This is early, from 1927, when, as I understand the narrative, Auden was trying to match the Modernists at their game. Then (again, as I understand the narrative), after he moved to the states and recommitted himself to the Church of England, he put away such childish things and moved to a plainer, more accessible style. [Maybe I'm wrong to say it this way. Language is too much for me, perhaps, but re-reading The Waste Land this past summer brought to me a new, and what feels mature, question: Who is this poem written for?] Whatever the case, I find this poem enchanting even as its sentences resist my comprehension. How do you make sense, for example, of the sentence that begins the second strophe? Or, in a clearly parse-able way, the sentences that precede it? I've read the poem out loud three or four times, and I haven't spent the time I might with it, but in this initial run, I'm, unlike the sap, baffled. That sentence, though, the one that begins, "Beams from your car,"go ahead and say it out loud. If this is what Auden's repudiated youth brought him, I'm happy to have it.
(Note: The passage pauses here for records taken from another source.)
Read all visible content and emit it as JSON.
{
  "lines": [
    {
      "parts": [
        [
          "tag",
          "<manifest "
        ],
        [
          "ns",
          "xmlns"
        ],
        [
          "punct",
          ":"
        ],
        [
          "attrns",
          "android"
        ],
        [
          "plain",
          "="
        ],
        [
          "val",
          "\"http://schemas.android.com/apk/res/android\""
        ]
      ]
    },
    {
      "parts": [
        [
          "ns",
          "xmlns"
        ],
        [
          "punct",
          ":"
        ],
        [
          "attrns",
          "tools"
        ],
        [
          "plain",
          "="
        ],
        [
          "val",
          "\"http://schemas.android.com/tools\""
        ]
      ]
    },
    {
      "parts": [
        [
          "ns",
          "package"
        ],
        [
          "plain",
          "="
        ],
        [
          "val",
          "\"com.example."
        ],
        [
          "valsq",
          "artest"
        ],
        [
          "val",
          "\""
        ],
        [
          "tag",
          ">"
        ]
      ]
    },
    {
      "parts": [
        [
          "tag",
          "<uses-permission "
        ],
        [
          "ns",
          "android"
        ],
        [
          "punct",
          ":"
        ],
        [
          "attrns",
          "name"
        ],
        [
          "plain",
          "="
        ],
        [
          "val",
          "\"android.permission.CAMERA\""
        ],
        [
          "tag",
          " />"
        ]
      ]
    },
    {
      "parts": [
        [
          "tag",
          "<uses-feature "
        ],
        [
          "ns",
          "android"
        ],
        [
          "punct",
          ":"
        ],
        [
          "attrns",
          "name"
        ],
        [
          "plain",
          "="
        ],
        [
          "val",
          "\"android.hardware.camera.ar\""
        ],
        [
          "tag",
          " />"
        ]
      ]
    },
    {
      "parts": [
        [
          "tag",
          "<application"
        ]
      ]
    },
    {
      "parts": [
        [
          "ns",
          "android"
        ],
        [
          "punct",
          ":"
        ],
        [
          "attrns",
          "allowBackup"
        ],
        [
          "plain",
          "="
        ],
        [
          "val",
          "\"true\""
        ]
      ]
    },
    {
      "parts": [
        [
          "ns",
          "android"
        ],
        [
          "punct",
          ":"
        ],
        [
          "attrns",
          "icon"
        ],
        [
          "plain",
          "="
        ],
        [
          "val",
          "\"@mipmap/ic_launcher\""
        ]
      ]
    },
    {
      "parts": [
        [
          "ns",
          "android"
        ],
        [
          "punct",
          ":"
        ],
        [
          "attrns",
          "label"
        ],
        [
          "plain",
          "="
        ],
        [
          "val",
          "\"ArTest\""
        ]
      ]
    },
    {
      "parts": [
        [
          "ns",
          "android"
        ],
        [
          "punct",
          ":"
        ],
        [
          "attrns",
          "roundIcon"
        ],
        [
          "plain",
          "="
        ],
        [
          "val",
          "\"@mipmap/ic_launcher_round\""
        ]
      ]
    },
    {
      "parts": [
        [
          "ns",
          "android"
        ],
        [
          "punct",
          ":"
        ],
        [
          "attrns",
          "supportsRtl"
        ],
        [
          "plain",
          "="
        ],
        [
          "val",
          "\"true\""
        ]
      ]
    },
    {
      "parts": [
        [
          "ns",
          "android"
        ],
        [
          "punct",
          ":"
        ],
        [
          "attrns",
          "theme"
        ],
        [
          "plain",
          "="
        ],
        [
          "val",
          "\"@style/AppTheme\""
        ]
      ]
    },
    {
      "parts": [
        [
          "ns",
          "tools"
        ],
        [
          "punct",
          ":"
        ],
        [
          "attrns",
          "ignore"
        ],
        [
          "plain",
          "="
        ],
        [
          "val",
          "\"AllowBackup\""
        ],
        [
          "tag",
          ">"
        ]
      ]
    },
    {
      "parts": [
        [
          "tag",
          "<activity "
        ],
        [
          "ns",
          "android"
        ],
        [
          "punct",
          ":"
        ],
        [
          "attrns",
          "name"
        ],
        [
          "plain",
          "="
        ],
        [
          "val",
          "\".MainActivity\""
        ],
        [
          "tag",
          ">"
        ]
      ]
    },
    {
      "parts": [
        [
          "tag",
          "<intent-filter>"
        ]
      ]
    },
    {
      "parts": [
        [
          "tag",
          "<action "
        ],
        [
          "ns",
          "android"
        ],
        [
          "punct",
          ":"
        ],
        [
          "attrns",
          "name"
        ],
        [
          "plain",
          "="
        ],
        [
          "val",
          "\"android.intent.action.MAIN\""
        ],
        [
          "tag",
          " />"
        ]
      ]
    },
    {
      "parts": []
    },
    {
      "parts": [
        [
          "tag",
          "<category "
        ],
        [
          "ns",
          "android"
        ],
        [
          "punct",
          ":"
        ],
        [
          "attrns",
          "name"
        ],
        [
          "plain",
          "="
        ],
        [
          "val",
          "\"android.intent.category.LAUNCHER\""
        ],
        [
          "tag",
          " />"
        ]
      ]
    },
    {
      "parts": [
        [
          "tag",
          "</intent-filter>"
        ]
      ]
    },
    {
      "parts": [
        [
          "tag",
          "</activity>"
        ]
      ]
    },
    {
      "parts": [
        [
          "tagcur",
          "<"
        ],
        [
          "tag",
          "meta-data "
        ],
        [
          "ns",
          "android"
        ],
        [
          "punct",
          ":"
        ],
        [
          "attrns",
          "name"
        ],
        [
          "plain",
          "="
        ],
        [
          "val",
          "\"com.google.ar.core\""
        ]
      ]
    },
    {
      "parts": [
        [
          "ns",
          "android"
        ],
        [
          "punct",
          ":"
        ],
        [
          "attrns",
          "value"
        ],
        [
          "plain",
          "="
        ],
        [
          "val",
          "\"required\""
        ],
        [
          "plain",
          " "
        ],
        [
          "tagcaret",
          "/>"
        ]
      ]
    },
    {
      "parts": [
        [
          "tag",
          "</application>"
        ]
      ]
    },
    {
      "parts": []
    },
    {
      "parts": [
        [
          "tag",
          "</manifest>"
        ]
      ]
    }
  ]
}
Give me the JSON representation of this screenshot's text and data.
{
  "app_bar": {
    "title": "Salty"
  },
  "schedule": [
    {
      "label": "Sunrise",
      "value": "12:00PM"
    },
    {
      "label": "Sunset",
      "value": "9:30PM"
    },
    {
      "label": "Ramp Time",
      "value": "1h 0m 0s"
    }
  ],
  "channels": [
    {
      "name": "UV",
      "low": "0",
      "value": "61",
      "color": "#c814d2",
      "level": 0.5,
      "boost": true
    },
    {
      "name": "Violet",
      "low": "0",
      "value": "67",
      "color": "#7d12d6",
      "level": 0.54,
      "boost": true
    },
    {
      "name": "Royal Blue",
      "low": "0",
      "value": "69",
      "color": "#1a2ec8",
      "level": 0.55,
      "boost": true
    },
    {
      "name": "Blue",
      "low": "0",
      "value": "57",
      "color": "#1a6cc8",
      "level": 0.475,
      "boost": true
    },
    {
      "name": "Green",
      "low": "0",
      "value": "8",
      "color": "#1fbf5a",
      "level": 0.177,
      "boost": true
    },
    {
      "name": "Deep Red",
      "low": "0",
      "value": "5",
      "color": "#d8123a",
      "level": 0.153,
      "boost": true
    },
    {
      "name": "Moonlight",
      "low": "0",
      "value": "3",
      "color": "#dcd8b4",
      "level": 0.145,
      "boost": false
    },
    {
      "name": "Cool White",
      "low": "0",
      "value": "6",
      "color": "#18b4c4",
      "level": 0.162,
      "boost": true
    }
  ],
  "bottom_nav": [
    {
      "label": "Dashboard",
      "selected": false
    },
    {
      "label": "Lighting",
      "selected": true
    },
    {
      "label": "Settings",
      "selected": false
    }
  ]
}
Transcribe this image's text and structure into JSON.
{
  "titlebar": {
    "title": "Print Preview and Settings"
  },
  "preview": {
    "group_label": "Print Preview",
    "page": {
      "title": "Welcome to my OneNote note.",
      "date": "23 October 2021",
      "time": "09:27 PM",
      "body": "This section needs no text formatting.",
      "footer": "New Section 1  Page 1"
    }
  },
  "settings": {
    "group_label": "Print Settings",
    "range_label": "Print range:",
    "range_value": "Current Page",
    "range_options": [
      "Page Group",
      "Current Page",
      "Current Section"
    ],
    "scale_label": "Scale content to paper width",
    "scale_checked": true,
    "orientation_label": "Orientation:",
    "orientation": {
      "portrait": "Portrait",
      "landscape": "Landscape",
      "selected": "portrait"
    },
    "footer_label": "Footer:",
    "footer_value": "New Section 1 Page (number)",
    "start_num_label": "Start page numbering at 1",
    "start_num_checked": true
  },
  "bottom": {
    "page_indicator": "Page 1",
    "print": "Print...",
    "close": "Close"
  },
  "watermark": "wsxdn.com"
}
Tuesday, October 14, 2014

Poem Assignment 5 - Elegy or Ode

Poem Beginning w/ a Line from Wikipedia

"According to legend, Cassandra 
     was both beautiful and considered insane."
According to legend, Cassandra's 
     beauty attracted a god's attention.
According to legend, her insanity is a 
     consequence of this attention.
According to legend, the story happened 
     like this: 1. Apollo saw her, his lust aroused, 
     and offered her the gift of prophecy. 2. She 
     accepted but refused his advances. 3. He 
     therefore cursed her so that no one would 
     believe what she foretold. 4. She went insane. 
     5. We refer to this story as a grim warning 
     of something. In other words,
According to legend, beauty is a curse--unchosen 
     and, in the end, alienating. Thus,
According to legend, we should pity people 
     too beautiful to be believed. 

Friday, October 10, 2014

Assignment 4 - Persona Poem


Collective

We say it’s going to get better.
We say that you are loved.
We say, we say that your transgressions 
     don’t shock us.
We say that it might not get better but 
     you are loved.
We say the end is inevitable.
We say the end is indelible. It’s written 
     in dew.
We say the broken feeling you feel is 
     something you feel.
We say the ways you’ve been misunderstood 
     we know, too.
They are inevitable. Hope if you can if 
     you are able.
We say when people lie they do so because 
     they are afraid of telling the truth.
We say they are afraid they won’t get what 
     they want.
They are venal but so often so are we.
We say what you did is in fact a big deal.
We say nevertheless that it doesn’t shock us, 
     that you’re still just a kid, and even if you 
     weren’t we’d still not be shocked. This world.
We say that we forgive you though the 
     system will not.
We say that we’d like the system to not be 
     so one-size-fits-all, but there are so many 
     of us and there is only so much time, and 
     what should we do, throw down everything 
     so that we can make the consequences 
     appropriate for each case?
We say that would take so much time and 
     energy and we’re so tired.
We say we’re so tired.
We say that you’re still alive but it’s no 
     life you’ll be leading.
We say we’re sorry. For everything.